She also noted that “in addition to sexual penetration, there are many other forms of sexual violence that can be committed against men”.
Shaming the victim
Omer Cemalovic, neuropsychiatrist. Photo: Zinaida Djelilovic.
The issue of the stereotyping of victims of wartime sexual violence in criminal proceedings has been part of the training programme for judicial officials at Judicial and Prosecutorial Training Centres in the Federation and Republika Srpska entities for the past two years. Judge Dodik is one of the trainers.
“The most common prejudice that victims of sexual violence are generally faced with, regardless if they are men or women, is that rape is a disgrace for the victim, not the perpetrator, and that as a result of such an act, the victim is tainted, filthy and unworthy of respect,” said Dodik.
Dodik believes that most judges, prosecutors and other judicial staff are sensitive to victims, although unpleasant incidents still occur. These are mainly due to deep-rooted gender stereotypes or the result of negligence or paying insufficient attention while communicating with victims, she suggested.
“Rape, whether in peacetime or war, is still a topic that is not much talked about. Progress in understanding rape and other forms of sexual violence can be achieved only through continuous education and awareness-raising, not only for judicial officials but also for the general public,” she said.
In 2017, the TRIAL International NGO published a report entitled ‘Rape Myths in Wartime Sexual Violence Trials’.
Berina Zutic Razic, legal adviser at TRIAL International’s office in Sarajevo, said that the report highlighted that rape is still rarely reported to the police.
“Although some progress has been made in addressing war crimes cases, myths and stereotypes that shift the shame and guilt of sexual violence from the perpetrator to the victim still exist in the Bosnian judiciary,” said Zutic Razic.
“Of course the biggest problem in these cases is the fact that in many cases of sexual violence against men, judicial officials decline to classify these crimes as rape,” she added.
TRIAL International works with the Judicial and Prosecutorial Training Centres to provide training for judges, prosecutors and their legal associates, and even for witness support staff, in an attempt to make them more sensitive to wartime sexual violence victims.
The NGO started working with the Ministry of Justice this year to do the same for lawyers. It has also agreed to provide feedback to the Bosnian state court on how survivors appearing as witnesses in war-related sexual violence cases feel about how they are treated during the proceedings.
However, Zutic Razic noted that the stigmatisation of victims comes from prejudices that are deeply rooted in society in general, so change needs to happen on a wider level than the judiciary.

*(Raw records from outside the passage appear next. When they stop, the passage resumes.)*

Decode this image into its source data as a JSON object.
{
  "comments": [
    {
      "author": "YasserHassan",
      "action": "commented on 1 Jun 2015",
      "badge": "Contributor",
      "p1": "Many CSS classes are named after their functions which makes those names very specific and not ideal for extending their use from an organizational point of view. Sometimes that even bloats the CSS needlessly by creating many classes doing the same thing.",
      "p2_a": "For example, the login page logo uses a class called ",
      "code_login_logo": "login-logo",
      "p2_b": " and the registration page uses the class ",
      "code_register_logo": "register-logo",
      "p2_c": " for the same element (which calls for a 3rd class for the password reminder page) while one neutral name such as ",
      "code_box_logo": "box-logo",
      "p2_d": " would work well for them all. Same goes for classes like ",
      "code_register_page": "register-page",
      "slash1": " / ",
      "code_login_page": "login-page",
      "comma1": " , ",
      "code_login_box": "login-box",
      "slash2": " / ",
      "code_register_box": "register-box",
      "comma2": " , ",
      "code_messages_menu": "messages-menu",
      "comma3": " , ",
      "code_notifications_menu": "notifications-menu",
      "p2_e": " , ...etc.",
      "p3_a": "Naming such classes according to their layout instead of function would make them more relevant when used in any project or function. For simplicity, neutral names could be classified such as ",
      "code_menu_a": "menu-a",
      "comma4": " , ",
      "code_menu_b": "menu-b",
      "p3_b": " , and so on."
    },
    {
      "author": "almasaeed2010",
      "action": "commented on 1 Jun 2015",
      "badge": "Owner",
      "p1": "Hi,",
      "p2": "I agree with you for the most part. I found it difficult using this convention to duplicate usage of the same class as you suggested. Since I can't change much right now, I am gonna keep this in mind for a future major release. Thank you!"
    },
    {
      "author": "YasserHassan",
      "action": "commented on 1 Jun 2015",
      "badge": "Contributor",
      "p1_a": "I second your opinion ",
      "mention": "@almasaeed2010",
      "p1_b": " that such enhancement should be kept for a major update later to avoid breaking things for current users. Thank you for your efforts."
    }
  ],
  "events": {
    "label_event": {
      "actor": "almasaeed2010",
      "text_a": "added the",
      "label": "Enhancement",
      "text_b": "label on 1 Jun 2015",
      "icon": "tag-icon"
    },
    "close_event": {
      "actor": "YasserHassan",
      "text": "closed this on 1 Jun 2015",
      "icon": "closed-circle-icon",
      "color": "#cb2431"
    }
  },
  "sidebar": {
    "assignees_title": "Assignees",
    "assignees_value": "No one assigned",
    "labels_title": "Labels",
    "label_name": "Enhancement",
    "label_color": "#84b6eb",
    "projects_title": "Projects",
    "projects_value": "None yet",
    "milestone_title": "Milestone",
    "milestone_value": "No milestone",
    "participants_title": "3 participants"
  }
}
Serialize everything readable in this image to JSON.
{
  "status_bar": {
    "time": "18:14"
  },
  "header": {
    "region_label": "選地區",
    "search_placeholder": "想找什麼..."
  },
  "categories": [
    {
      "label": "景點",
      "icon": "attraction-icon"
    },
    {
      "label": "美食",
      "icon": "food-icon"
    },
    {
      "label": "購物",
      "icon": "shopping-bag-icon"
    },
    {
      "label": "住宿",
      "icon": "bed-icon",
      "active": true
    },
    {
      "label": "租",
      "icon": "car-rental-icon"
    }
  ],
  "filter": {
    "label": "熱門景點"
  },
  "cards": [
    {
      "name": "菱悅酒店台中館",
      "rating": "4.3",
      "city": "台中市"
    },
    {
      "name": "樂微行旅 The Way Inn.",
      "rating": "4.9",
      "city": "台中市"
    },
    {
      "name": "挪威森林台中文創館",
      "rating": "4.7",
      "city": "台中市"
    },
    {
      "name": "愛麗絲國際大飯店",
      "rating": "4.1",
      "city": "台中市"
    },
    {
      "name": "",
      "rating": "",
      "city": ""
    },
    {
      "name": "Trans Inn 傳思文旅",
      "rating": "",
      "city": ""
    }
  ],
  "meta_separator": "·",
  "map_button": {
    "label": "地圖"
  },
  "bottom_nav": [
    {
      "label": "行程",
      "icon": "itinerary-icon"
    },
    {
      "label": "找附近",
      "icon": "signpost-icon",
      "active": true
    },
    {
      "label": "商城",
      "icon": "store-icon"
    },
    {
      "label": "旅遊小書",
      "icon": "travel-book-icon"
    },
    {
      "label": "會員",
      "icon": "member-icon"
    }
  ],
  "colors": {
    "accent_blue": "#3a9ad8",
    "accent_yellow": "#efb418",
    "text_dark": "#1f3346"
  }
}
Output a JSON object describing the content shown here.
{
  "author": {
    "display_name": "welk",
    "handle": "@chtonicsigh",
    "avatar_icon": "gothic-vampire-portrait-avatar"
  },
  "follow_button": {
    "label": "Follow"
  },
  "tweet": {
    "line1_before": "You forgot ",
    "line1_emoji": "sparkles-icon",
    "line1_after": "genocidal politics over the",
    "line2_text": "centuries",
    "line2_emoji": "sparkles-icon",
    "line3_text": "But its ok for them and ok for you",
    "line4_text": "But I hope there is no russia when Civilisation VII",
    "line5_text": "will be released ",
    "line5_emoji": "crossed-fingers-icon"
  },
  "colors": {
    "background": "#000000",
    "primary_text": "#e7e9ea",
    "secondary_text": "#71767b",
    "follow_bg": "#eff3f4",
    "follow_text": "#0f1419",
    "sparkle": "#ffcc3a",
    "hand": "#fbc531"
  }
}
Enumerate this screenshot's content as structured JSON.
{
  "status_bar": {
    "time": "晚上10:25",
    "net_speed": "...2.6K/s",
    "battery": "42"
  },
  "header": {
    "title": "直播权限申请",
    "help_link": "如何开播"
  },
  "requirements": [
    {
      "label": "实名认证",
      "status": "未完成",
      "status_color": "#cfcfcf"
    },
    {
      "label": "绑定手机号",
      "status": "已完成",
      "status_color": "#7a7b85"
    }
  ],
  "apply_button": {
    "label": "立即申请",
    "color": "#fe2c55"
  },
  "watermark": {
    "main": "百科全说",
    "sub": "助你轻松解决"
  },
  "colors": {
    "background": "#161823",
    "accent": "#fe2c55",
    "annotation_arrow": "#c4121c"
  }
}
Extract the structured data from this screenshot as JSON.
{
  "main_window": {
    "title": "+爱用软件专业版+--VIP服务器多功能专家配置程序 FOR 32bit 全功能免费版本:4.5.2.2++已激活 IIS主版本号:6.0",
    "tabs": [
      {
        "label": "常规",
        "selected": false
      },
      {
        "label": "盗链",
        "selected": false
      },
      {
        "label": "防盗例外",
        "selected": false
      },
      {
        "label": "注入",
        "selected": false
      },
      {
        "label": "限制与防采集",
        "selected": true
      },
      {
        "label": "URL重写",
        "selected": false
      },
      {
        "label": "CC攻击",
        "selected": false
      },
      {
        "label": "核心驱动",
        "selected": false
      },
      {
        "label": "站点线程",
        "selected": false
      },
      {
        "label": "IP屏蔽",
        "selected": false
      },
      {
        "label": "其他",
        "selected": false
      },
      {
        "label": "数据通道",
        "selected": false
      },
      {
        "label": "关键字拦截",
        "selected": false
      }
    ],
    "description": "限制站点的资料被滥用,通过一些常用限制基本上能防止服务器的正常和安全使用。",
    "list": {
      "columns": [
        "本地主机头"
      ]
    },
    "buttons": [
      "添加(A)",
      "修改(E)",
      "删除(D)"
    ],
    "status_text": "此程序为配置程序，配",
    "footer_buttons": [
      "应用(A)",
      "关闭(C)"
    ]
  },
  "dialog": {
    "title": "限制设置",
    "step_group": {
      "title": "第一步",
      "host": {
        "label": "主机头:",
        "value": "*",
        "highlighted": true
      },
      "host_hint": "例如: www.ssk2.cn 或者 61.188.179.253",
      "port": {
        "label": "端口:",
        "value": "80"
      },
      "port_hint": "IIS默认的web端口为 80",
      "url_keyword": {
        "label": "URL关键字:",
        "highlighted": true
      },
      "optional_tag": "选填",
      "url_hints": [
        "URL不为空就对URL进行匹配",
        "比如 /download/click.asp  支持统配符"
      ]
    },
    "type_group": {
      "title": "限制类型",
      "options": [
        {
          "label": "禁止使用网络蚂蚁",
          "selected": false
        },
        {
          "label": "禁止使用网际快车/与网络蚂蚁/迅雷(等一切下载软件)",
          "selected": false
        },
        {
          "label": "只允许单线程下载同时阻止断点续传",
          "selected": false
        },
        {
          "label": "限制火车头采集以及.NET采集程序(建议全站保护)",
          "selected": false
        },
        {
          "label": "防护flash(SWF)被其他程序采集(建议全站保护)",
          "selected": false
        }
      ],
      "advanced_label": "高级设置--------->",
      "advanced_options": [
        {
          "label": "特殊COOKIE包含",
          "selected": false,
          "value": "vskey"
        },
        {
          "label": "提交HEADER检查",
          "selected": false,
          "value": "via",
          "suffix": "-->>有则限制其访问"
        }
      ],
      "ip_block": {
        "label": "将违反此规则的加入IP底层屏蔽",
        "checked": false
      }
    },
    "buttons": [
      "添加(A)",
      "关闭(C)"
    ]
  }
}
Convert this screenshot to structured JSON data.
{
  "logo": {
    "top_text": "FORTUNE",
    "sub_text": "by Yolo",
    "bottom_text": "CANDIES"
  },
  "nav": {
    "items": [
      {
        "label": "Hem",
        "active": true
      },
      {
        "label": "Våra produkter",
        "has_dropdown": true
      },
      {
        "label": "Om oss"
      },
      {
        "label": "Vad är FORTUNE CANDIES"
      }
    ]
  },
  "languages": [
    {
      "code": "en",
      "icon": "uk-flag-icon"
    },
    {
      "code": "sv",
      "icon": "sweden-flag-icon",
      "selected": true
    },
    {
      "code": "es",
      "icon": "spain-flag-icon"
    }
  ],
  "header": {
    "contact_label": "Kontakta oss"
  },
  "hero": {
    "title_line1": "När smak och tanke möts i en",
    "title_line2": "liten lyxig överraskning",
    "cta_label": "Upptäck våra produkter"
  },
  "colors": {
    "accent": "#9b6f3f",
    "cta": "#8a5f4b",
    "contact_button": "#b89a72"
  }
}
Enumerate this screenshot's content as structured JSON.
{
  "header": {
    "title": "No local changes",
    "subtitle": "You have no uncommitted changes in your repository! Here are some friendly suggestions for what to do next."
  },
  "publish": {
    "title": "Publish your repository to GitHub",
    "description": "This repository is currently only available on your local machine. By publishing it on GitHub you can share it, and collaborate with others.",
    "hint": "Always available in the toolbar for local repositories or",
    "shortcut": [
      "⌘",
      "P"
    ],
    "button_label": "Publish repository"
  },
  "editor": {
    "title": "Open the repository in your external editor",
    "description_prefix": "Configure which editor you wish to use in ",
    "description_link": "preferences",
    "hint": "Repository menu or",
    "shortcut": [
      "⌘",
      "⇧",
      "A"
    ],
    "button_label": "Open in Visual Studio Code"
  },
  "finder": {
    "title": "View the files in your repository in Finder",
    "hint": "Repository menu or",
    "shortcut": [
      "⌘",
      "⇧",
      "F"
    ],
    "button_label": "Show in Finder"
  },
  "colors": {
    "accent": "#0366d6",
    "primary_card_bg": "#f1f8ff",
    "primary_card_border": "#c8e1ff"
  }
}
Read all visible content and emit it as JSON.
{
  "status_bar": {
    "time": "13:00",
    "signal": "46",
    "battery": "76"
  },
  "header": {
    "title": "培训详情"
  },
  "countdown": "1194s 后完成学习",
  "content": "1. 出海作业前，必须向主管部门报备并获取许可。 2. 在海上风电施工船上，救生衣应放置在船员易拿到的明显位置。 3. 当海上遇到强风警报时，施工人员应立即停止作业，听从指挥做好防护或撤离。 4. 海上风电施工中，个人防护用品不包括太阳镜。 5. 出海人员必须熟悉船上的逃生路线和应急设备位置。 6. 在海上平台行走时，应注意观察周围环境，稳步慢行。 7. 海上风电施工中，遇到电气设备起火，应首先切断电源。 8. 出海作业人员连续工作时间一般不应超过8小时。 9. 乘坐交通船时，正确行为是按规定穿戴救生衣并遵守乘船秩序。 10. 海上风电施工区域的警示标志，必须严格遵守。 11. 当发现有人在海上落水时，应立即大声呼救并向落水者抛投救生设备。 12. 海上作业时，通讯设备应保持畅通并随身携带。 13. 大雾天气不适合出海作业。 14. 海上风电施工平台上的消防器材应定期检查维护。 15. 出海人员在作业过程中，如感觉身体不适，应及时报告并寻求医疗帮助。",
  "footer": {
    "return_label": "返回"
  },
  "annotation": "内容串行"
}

For the survivors, the traumas remain, 25 years after the war ended. Neuropsychiatrist Omer Cemalovic carried out several expert evaluations of men forced by detention camp guards have intercourse with each other.
“This is the worst example of human bestiality: torturing prisoners – civilians – in such a way,” Cemalovic said.
“These are traumas that remain forever and it is impossible to get rid of them completely.”
This article was produced as part of BIRN’s Balkan Transitional Justice grant scheme, supported by the European Commission.